In recent years-from several states' "not paying their fair share" debate to the recent Jack Abramoff scandal-Indian Country has gotten somewhat of a black eye in the area of perception. What can gaming tribes do to improve their perception among the general public?

Tribes need to continually work to tell the true story. Indian gaming is governmental gaming, just like the state lottery where all of the proceeds go to governmental purposes. So to say that they aren't paying their fair share is not an appropriate criticism. A tribe has its own governmental needs. They need to explain the good things they are doing with those dollars. They're building schools, hospitals, improving housing and the environments on reservations. In terms of this lobbying campaign contribution scandal, I think it's important that tribes make sure they know who they're hiring to represent them.

The issue of taking off-reservation land into trust by gaming tribes has become a hot-button issue. What's your take? Should tribes be allowed to do so, or do you favor moratoriums that have been proposed?

If we could start over, a lot of Indians wouldn't part with their land, and they'd still be where they wanted to be and that's where they would do their gaming. Unfortunately, in the advancement of civilization, so to speak, a lot of Indians lost their land and ended up somewhere they didn't want to be. Indians that are involved in Indian gaming right now are making that work on their homelands. There have only been a few instances where they've gone "off-reservation," and those were with the blessings of the state governments. I don't think it's the problem that some perceive it to be.

The more challenging situation is for those tribes who did get displaced. They need to find their initial lands and restore what they had in the past without unduly disrupting what is going on in the outward society.

There are some, like Sen. John McCain, who say the IGRA should be overhauled. Do you agree or disagree with that sentiment? What parts of the Act, if any, would you like to see changed?

I agree that we've got an industry that started out really small and grew very big. Fifteen years have passed, so it's appropriate to stand back and see if some things should be adjusted. We at the NIGC have encountered situations where the law doesn't exactly fit anymore. We believe it's appropriate to carefully and cautiously review the Act.

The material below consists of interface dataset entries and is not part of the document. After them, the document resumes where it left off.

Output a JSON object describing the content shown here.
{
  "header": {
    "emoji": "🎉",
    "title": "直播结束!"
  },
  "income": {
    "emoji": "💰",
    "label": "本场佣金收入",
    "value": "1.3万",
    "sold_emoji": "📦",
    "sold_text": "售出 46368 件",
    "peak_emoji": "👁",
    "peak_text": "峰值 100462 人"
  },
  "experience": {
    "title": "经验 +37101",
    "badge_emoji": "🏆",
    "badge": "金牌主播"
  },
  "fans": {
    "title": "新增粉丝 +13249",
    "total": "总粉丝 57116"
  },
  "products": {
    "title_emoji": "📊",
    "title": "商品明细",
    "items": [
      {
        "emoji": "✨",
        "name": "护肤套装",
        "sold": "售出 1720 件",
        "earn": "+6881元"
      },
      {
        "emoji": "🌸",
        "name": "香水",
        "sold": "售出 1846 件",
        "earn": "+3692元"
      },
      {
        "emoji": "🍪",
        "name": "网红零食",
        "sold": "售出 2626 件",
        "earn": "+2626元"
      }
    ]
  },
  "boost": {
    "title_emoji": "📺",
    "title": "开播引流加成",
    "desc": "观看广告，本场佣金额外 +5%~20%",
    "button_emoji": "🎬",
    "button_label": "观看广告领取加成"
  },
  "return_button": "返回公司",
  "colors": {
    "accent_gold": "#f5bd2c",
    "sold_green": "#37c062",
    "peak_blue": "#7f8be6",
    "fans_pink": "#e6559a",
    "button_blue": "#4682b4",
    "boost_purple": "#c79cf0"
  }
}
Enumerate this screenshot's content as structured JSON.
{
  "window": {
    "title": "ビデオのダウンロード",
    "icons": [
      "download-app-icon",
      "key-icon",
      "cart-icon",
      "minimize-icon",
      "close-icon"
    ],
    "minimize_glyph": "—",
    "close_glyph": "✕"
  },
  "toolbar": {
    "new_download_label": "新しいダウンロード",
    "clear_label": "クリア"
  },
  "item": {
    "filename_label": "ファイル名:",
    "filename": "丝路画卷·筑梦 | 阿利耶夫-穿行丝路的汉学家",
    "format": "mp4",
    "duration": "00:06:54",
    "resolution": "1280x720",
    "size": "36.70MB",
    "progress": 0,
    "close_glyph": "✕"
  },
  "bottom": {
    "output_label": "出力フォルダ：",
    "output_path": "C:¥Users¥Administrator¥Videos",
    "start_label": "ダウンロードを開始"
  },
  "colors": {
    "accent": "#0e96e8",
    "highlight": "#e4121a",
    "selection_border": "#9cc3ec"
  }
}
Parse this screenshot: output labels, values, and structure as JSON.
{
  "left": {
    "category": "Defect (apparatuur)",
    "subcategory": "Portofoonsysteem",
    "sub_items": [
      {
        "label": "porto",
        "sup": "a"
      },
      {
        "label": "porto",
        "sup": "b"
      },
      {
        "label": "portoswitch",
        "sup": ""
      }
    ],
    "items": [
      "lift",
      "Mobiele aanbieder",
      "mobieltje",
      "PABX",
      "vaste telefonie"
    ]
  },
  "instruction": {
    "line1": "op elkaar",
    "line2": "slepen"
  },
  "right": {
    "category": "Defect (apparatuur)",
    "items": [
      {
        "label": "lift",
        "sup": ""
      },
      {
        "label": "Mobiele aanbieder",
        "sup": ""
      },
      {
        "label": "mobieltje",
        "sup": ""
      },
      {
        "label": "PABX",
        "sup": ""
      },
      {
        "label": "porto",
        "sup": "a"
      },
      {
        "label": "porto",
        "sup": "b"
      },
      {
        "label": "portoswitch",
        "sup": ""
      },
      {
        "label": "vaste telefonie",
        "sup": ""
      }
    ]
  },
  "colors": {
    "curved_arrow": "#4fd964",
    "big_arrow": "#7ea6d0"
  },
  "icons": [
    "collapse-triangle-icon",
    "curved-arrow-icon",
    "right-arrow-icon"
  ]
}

From the perspective of the NIGC, the most important part that's under discussion for change right now would be clarifying the role NIGC has with respect to Class III gaming. I don't know that when the Act was written the authors anticipated that Class III gaming would represent over 80 percent of total revenue.

There was a recent court decision that challenges the NIGC's role in regard to Class III. When we enacted those MICS back in 1999, it applied to Class II and Class III. I think it's worked beautifully. To suddenly say, 'no you can't do that,' would put the industry at risk. If we could clarify that and can keep doing what we've been doing since 1999, that would be useful.

There's another change that should occur. We do an approval of management contracts when developers build around casinos of tribes. Those contracts only apply to Class III gaming, so we think we need a clarification to address Class II gaming as well.

What are the other issues the NIGC is working with at the moment?

The main issue we're dealing with is defining the difference between Class II and Class III gaming. With the advancement of technology-server based gaming, bingo player stations-it's becoming more and more difficult for some to tell the difference. The Justice Department is going to promote legislation which would amend the Johnson Act, which says that you can't have gambling devices in Indian Country. We very much support that because we need clarification in this area. Right now it's hard for us to go out and tell tribes and manufacturers this is what you can and can't do because of a lack of clarity in the law. If we get that clarity, the NIGC could have regulations of what you can do in a compact, and what you cannot.